Ellianna worked with Dr. Jacqueline Faherty to investigate the impact of a host star’s magnetic activity on any exoplanets orbiting it, particularly in low-mass star (< 0.3 solar masses) planetary systems. More than 70% of the stars in the solar neighborhood are low-mass stars. Many of the recent detections of earth-like planets have been found around these small stars, and understanding the characteristics of their magnetic fields is essential to calculating the habitability of their orbiting planets. In addition to analyzing the general characteristics of magnetic fields in low-mass stars through multiwavelength investigations, Ellianna used quantum mechanical signatures in their stellar spectra to calculate the finer magnetic field architecture. This work will contribute to the greater discussion of habitability around low-mass stars and help inform our understanding of the long-term evolution of these systems.

Amy Secunda

Head shot of 2017-2018 Helen Fellow Amy Secunda.

After ten years as a professional actor, Amy Secunda returned to school at Columbia University to study astrophysics. There under the mentorship of Professor Kathryn Johnston and Dr. Robyn Sanderson she studied the distant Milky Way stellar halo, using simulations to show how current and upcoming observations can be used to constrain the shape and extent of the Milky Way's dark matter halo. Using the computational astrophysics skills she gained in this work, she is now studying the growth of intermediate mass black holes in active galactive nucleus disks under the mentorship of Dr. Mordecai Mac-Low as a Helen Fellow. Amy is currently a PhD graduate student student in the Department of Astrophysical Sciences in Princeton University.

The 2017 Nobel Prize winning detection of gravitational waves by the Laser Interferometer Gravitational-Wave Observatory (LIGO) has opened a new window to observing the universe, and has therefore observed new and mysterious phenomena. The formation of the black hole binaries LIGO has detected are as of yet unexplained by theoretical astrophysics. One possible solution could be that they form in migration traps in active galactic nucleus (AGN) disks. Making an analogy from the well-studied formation of planets in protoplanetary disks to the new field of formation of binary black holes in AGN disks, we aim to make the necessary adaptations from the protoplanetary case to the AGN disk to model how binary black holes form, in order to better understand and make predictions for LIGO observations.

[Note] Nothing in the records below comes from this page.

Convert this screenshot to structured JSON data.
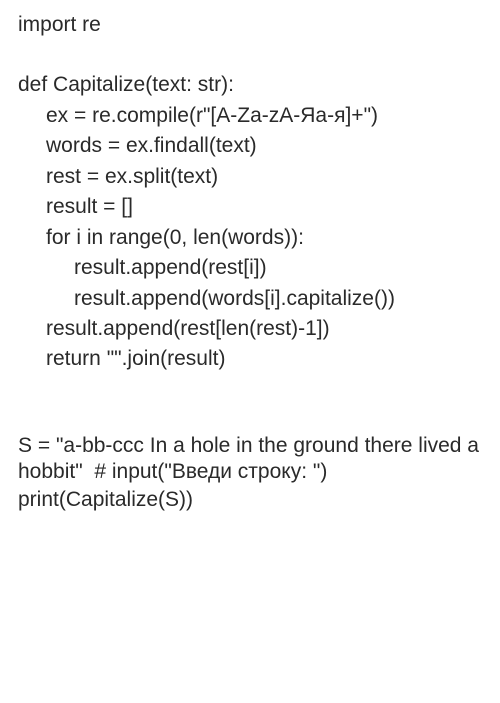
{
  "code": {
    "l1": "import re",
    "l2": "def Capitalize(text: str):",
    "l3": "ex = re.compile(r\"[A-Za-zА-Яа-я]+\")",
    "l4": "words = ex.findall(text)",
    "l5": "rest = ex.split(text)",
    "l6": "result = []",
    "l7": "for i in range(0, len(words)):",
    "l8": "result.append(rest[i])",
    "l9": "result.append(words[i].capitalize())",
    "l10": "result.append(rest[len(rest)-1])",
    "l11": "return \"\".join(result)",
    "l12": "S = \"a-bb-ccc In a hole in the ground there lived a hobbit\"  # input(\"Введи строку: \")",
    "l13": "print(Capitalize(S))"
  }
}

Alexandra Walling

Head shot of 2017-2018 Helen Fellow Alexandra Walling.

Most recently from California, Alexandra Walling is excited to live and work in New York City for the first time. She spent three years at St John’s College, Annapolis, studying philosophy, language, and the history of math and science, before taking time off to work and explore her interests in science. She received a B.S. in Biology from California State University at Monterey Bay, where she researched the role of phage in gain or loss of photosynthetic function in marine bacteria with Dr. Arlene Haffa. Since graduating she’s worked as a Genetics TA and a lab technician at Cal State Monterey Bay, before coming to the American Museum of Natural History to pursue bioinformatics research into the viruses of green algae with Dr. Eunsoo Kim.  Alexandra is currently a graduate student in the Richard Gilder Graduate School at the AMNH, working with her fellowship scientific mentor, Dr. Eunsoo Kim.

Alexandra Walling used bioinformatics approaches to tease out a new viral genome from the genome assembly of the green algae Cymbomonas tetramitiformis. The project sought first to determine whether viral genes present in the C tetramitiformis genome assembly are present as a result of horizontal gene transfer or due to the presence of viral particles in cell culture at the time of sequencing. Second, the project aimed to assemble and annotate a genome for a previously-unknown virus of green algae. The project was entirely computational, and employed command-line applications, Python, R, and software packages for genome assembly such as MitoBim or Geneious.